Indoor air pollutants commonly found in an office environment

Of course, different types of indoor air pollutants can be found in a variety of environments. And not all can be found in or attributed to every case of SBS. However, the following are most commonly associated with an office environment and thought to affect health in varying degrees:

  • Allergens: Pollen, mould spores and even pet dander trigger will cause allergic reactions in some. This can lead to red and itchy eyes, continual sneezing, uncomfortable nasal congestion, and respiratory irritation.
  • Viruses and bacteria: If exposed to them for too long, biological pollutants found in the air can cause disease and infection.
  • VOCs: Volatile organic compounds are the chemicals exuded from, for example, plastics, carpets, cleaning products, paints and solvents and manufactured furniture.

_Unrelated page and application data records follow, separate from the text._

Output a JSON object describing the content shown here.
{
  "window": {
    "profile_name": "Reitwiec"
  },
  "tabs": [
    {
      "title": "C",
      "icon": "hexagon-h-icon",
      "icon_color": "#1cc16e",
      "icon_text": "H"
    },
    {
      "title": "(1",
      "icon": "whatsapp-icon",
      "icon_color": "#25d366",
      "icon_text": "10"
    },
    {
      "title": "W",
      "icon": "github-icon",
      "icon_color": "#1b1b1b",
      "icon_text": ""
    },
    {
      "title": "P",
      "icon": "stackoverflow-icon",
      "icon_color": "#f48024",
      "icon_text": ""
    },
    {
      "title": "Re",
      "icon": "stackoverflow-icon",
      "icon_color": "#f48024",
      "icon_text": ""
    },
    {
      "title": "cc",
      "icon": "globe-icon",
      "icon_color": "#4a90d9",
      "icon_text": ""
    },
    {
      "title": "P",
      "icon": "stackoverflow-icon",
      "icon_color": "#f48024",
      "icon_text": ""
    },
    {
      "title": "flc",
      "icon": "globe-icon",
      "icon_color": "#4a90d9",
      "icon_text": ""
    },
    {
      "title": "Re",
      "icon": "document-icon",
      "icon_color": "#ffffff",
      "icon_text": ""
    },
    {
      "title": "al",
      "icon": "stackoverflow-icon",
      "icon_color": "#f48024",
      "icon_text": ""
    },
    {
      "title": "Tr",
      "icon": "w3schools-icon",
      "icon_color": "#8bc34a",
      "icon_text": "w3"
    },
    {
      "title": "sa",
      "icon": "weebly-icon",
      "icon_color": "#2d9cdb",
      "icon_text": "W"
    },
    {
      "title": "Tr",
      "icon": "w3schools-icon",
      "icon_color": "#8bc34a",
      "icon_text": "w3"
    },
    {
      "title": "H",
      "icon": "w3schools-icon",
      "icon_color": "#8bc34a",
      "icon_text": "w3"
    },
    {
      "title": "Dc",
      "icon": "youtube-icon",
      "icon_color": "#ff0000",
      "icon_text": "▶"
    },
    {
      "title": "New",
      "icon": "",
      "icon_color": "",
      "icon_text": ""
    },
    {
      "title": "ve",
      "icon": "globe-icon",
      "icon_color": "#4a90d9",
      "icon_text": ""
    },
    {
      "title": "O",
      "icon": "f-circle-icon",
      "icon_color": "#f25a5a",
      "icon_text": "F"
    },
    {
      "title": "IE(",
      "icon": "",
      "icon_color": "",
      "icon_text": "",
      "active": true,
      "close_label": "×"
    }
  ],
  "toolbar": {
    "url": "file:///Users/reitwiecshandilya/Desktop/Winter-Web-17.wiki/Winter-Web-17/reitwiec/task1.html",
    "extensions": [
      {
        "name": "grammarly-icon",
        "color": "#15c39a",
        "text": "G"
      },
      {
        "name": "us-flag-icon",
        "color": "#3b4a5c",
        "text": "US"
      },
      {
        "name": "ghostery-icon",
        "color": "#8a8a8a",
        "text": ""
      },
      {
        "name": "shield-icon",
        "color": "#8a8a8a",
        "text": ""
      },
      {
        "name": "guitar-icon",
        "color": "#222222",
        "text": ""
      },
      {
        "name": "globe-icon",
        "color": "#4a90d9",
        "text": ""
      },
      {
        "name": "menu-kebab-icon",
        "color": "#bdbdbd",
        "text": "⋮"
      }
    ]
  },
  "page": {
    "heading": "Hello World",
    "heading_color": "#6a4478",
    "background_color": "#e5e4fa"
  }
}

How can these conditions be improved?

Aside from moving premises (which may not be practical or cost-effective); or working from home every day; there are things you can do to improve the quality of air in the office or your work environment.

One way is to install air purifiers. These can improve the air quality to the extent that it will provide a better sense of wellbeing; by reducing the chemical pollutants and any allergy and asthma triggers such as the number of mould spores and pollutants in the air.

Although not everyone can agree SBS is real, there can be no disputing the fact that the quality of air, when poor, has a direct correlation to a variety of health conditions.

For instance:

  • Inadequate air ventilation can cause health issues and discomfort for the building’s occupants.
  • Chemical contaminants (VOCs) are often found in both building materials and substances used by the occupants of the building. When released into the air, adhesives, cleaning products or pesticides are inhaled by the occupants of that building and can cause temporary or even chronic adverse health effects.
  • Biological contaminants such as mould, bacteria and viruses can be found in the stagnant water sometimes lurking in air ducts and humidifiers. Even insects and bird droppings can cause a problem. Exposure to biological contaminants can cause aches, cough and chest tightness, fever, chills and allergic reactions.

How can you improve the air quality of your office building?

To help eliminate the presence of these pollutants in buildings, the structures themselves must be monitored. The installation of air filters, clearing the air circulation system of fungal and bacterial contamination and keeping building air intakes away from sources of irritants should be a priority.

And, even if you’re pretty sure your building hasn’t fallen foul of SBS, there are measures you can take to improve the air quality of the building and, in turn, the health and wellbeing of its occupants regardless.

In particular, you should consider improving ventilation and eliminating sources of air pollutants to improve the quality of your indoor air. 

Some of the most effective ways are:

  • Regular cleaning and replacement of HVAC system filters
  • Adequate ventilation when using paints, adhesives and pesticides
  • Only use substances that emit air pollutants when the building is empty of people
  • Replace any water damaged ceiling tiles and carpet immediately
  • Don’t allow smoking near building entrances and aircon units
  • Use mobile air purifying units in each area

And an air purifier with a mechanical filter such as a HEPA filter will remove particulate pollutants such as allergens from the air. However, an air purifier using PECO technology goes even further by destroying both VOC molecules and particles in the air. 

A perfect solution could be to use an air purification technology like an IonBox to destroy viruses that pass through the device. Advanced technology Hs allowed for more compact and portable devices that are perfect for both work and home offices alike.

If you’d like further advice on whether an IonBox could be effective in your office environment, contact us now.